The five specialist nurses care for the patients and help with their recovery from the surgery itself to any lifestyle changes they might have to make.

Sarah Milsom-McQuillan, from the team, says: '˜When someone has had long-term renal failure or dialysis they have very strict dietary needs.

'˜They cannot drink that much and have to be careful with what they need but after the transplant, they can eat anything they want to.

'˜It can be quite difficult for people to adjust to their new lifestyles if they have been stuck in their ways for so long.

'˜As well as their diet, for many people they can take up new hobbies and return to work.

'˜It is a wonderful feeling though when you hear about the difference the transplant has made.'

Some people can wait more than two years for a new transplant and specialist nurse Trudi Bennett said it can be hard watching people on the waiting list.

'˜Life on dialysis or with a long-term condition is horrible,' she says.

'To see the transformation of someone's life after the transplant is incredible, it is the best part of the job.'

Meet the scientists who make sure every operation goes as smoothly as possible

Behind the scenes of every transplant is a network of scientists, laboratories and tests being carried out to ensure patients have the best possible outcome.

From checking the new organ will be suitable to seeing if it has been accepted by its new body, the microbiology, histology and blood sciences departments at Queen Alexandra Hospital are there every step of the way.

It is their job to look below the surface and aid the surgeons and clinical teams in their treatment of patients.

Allyson Lloyd is the operational manager in the microbiology department, one of two in the region.

She says: '˜There are only two sites that do organ donor screening in this area with others based in London, Bournemouth and Plymouth.

'˜We work for two transplant teams, St Richards Hospital in Chichester cover up to London but still send samples to us for analysing. We offer these services 365 days, 24 hours a day and look at organ donations.

'˜Anybody in the community could receive organs sent to us. Teams come in and take different organs and here at QA we are particularly interested in kidneys. We also receive calls for patients who need a kidney transplant.

'˜We screen the patients for a whole range of different infectious diseases to make sure there's nothing in their background that could compromise when they have the transplant.

'˜We screen them at the time of the transplant operation as well to make sure nothing has changed.' While the microbiology team are testing the patients and ensuring they receive the correct donation, the histology laboratory at QA Hospital uses biopsies to see how well they are doing after the transplant.

They look for signs of rejection or other illnesses which could be an underlying problem post-operation.

Marianne Mason, consultant histopathologist, says: '˜This is where we get the biopsies from transplant patients.

'˜If ever patients are unwell or it's not recovering fully as expected we will do a core biopsy. The clinical teams send the tissue for us to look at.

'˜We have biomedical scientists who process the biopsies and we put them on glass slides before looking under a microscope.

'˜We can see if there are signs of rejection for example and feed that back.

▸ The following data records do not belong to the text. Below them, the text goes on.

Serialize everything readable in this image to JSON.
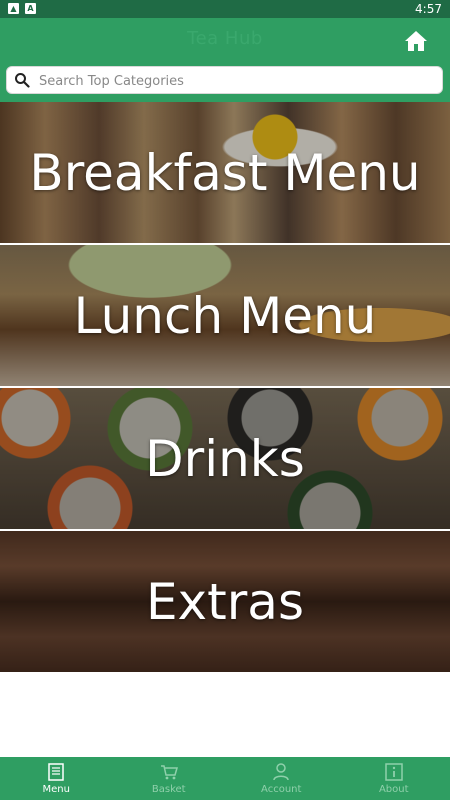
{
  "status_bar": {
    "time": "4:57"
  },
  "header": {
    "title": "Tea Hub",
    "search_placeholder": "Search Top Categories"
  },
  "categories": [
    {
      "label": "Breakfast Menu"
    },
    {
      "label": "Lunch Menu"
    },
    {
      "label": "Drinks"
    },
    {
      "label": "Extras"
    }
  ],
  "bottom_nav": [
    {
      "label": "Menu",
      "icon": "menu-book-icon",
      "active": true
    },
    {
      "label": "Basket",
      "icon": "basket-icon",
      "active": false
    },
    {
      "label": "Account",
      "icon": "account-icon",
      "active": false
    },
    {
      "label": "About",
      "icon": "info-icon",
      "active": false
    }
  ],
  "colors": {
    "primary": "#2f9e62",
    "status_bar": "#1f6b45",
    "nav_inactive": "#8fd0ab"
  }
}
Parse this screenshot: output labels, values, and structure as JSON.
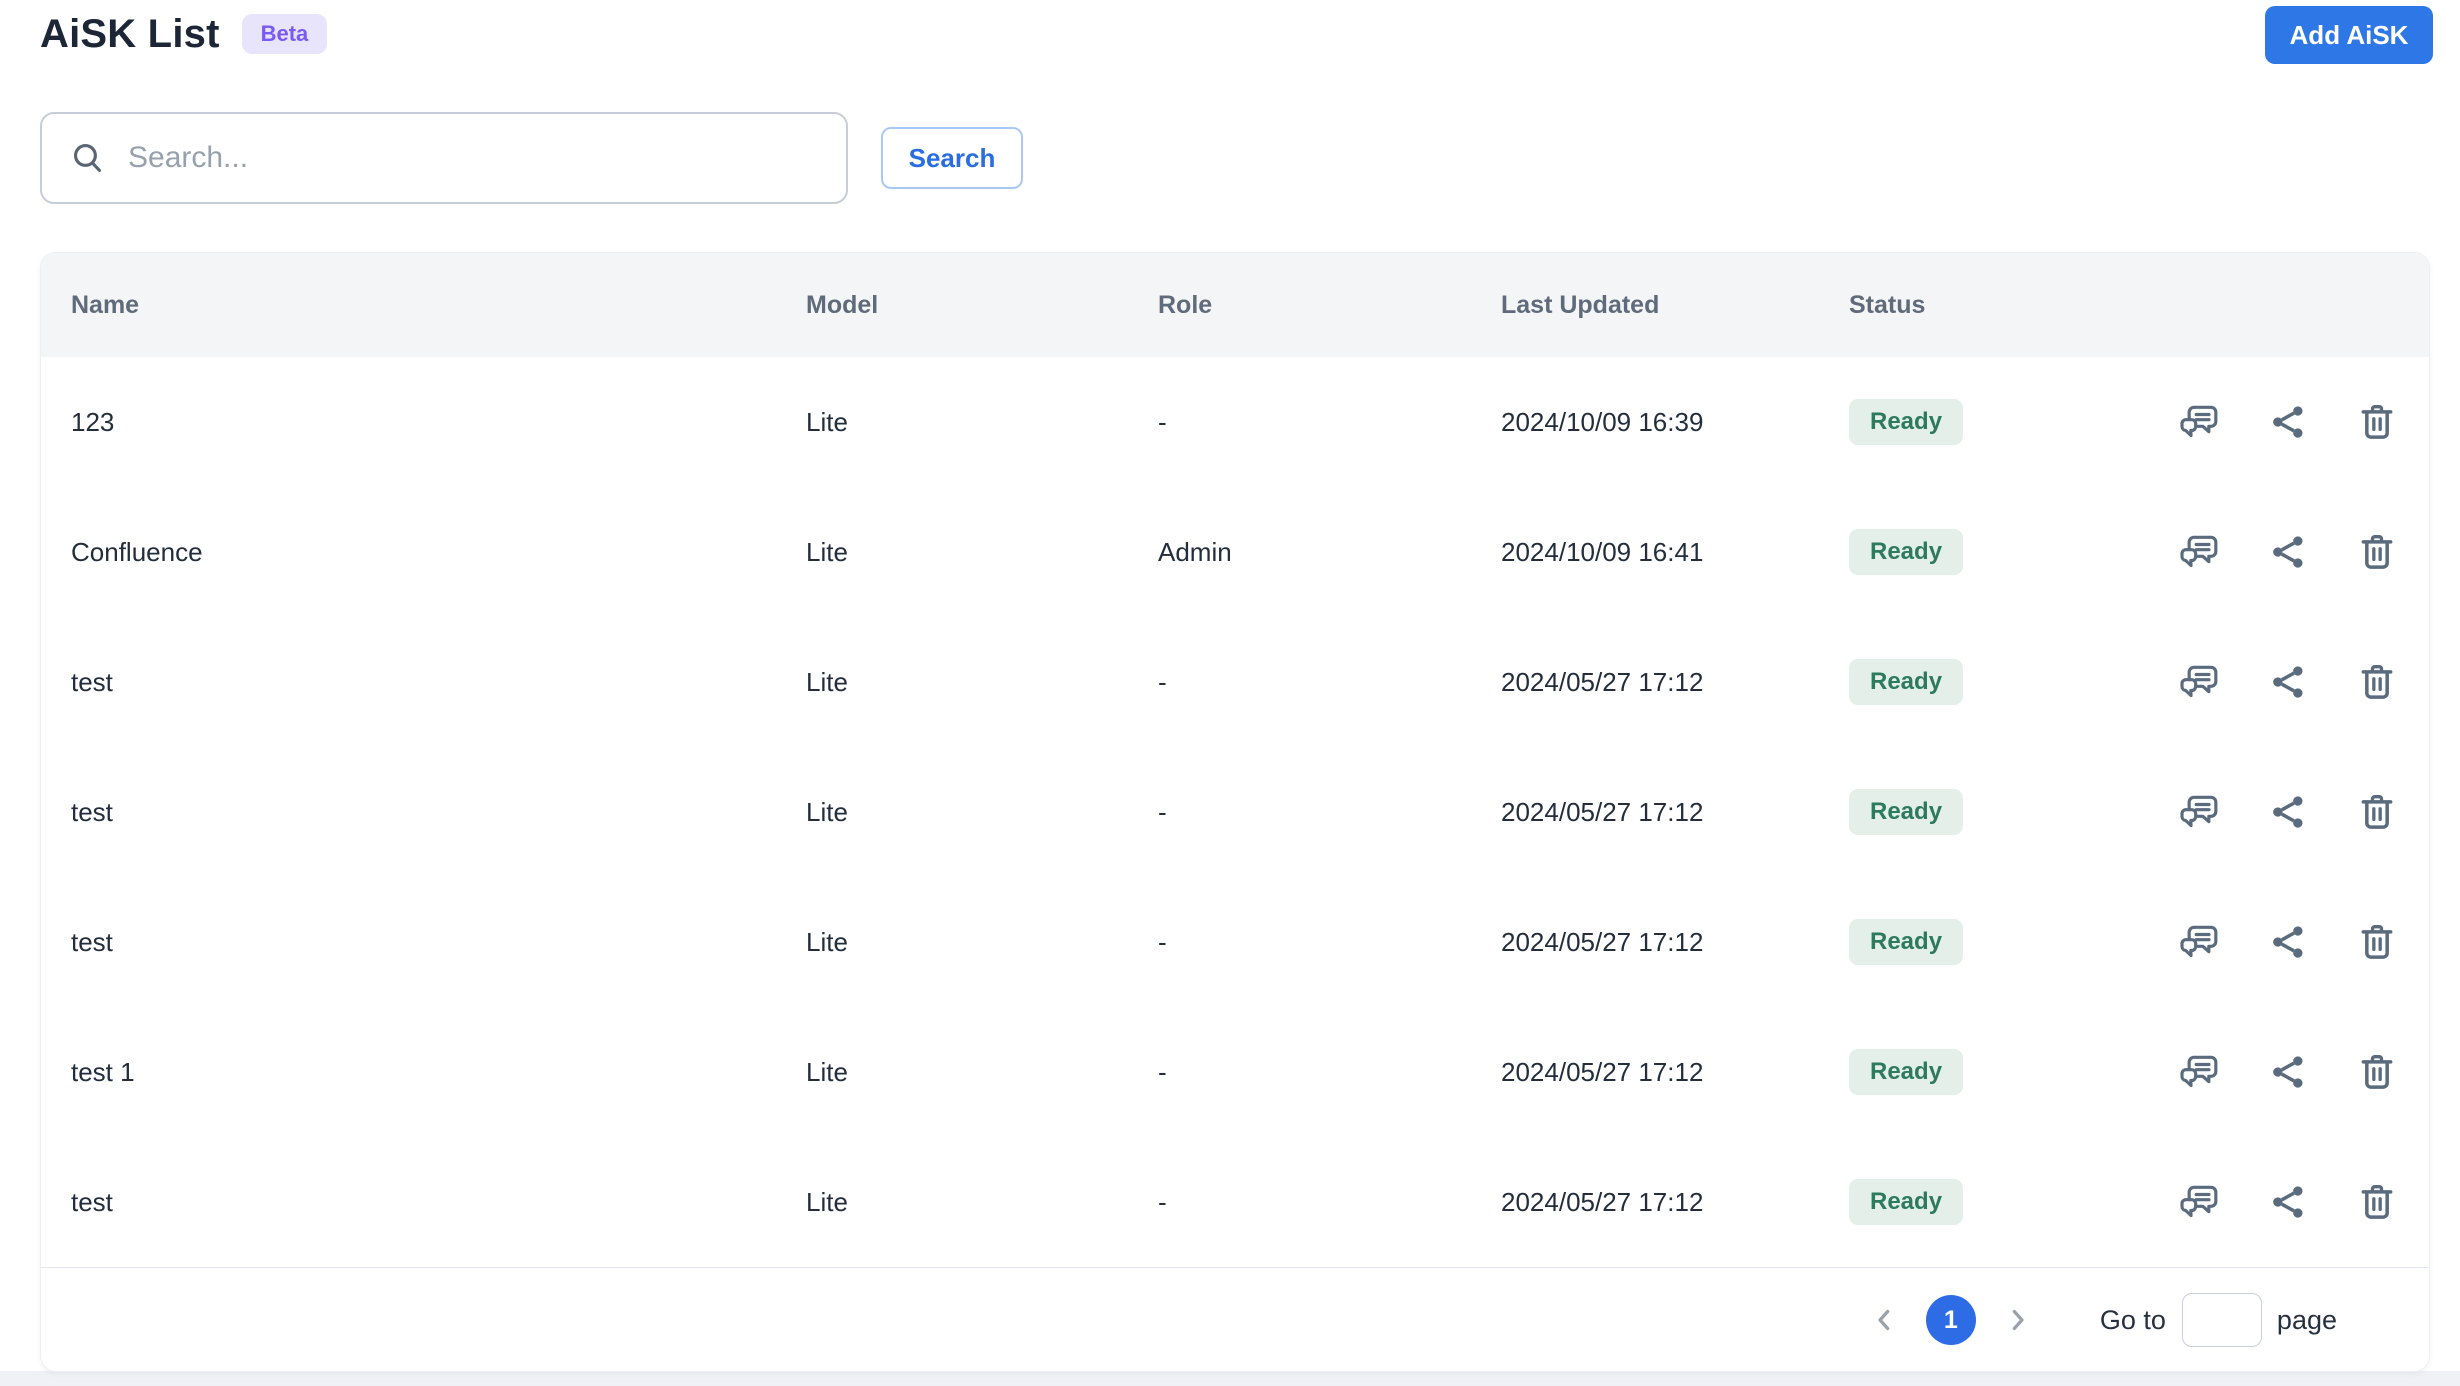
{
  "header": {
    "title": "AiSK List",
    "beta_badge": "Beta",
    "add_button": "Add AiSK"
  },
  "search": {
    "placeholder": "Search...",
    "value": "",
    "button": "Search"
  },
  "table": {
    "columns": {
      "name": "Name",
      "model": "Model",
      "role": "Role",
      "last_updated": "Last Updated",
      "status": "Status"
    },
    "rows": [
      {
        "name": "123",
        "model": "Lite",
        "role": "-",
        "last_updated": "2024/10/09 16:39",
        "status": "Ready"
      },
      {
        "name": "Confluence",
        "model": "Lite",
        "role": "Admin",
        "last_updated": "2024/10/09 16:41",
        "status": "Ready"
      },
      {
        "name": "test",
        "model": "Lite",
        "role": "-",
        "last_updated": "2024/05/27 17:12",
        "status": "Ready"
      },
      {
        "name": "test",
        "model": "Lite",
        "role": "-",
        "last_updated": "2024/05/27 17:12",
        "status": "Ready"
      },
      {
        "name": "test",
        "model": "Lite",
        "role": "-",
        "last_updated": "2024/05/27 17:12",
        "status": "Ready"
      },
      {
        "name": "test 1",
        "model": "Lite",
        "role": "-",
        "last_updated": "2024/05/27 17:12",
        "status": "Ready"
      },
      {
        "name": "test",
        "model": "Lite",
        "role": "-",
        "last_updated": "2024/05/27 17:12",
        "status": "Ready"
      }
    ],
    "row_action_icons": [
      "chat-icon",
      "share-icon",
      "trash-icon"
    ]
  },
  "pagination": {
    "current_page": "1",
    "goto_label": "Go to",
    "goto_value": "",
    "page_label": "page"
  },
  "colors": {
    "accent_blue": "#2e77e6",
    "search_button_blue": "#2a6ce2",
    "beta_bg": "#e8e4fc",
    "beta_text": "#7a5af5",
    "status_bg": "#e3efe8",
    "status_text": "#2e7a5f",
    "header_bg": "#f4f5f7",
    "icon_gray": "#5b6b7e"
  }
}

'˜The teams can then adjust treatment accordingly,

'˜For as long as a patient is having follow-up appointments, they will have biopsies to check the transplant is working.'

Another department which is key in the transplant journey is Blood Sciences. They do all the renal screening of patients waiting for a kidney transplant.

Jenny Poynton, senior biomedical scientist, says: '˜For patients waiting for the donation, we will do all of their screenings to check their functions.

'˜That will determine if the best step going forward in the lead up to the transplant. We keep up with that while they are on the waiting list.'

Three immunosuppressants drugs are used to help people' bodies accept their new organ and it is the Blood Sciences team to monitor their effectiveness.

Jenny adds: '˜We do drug testing on a daily basis. We find what suits them and what is making the best improvements.

'˜We have to get the three drugs right, it is very fine balance. If we don't give them enough, they can reject the organ '“ but if we give them to much it can damage the kidney.'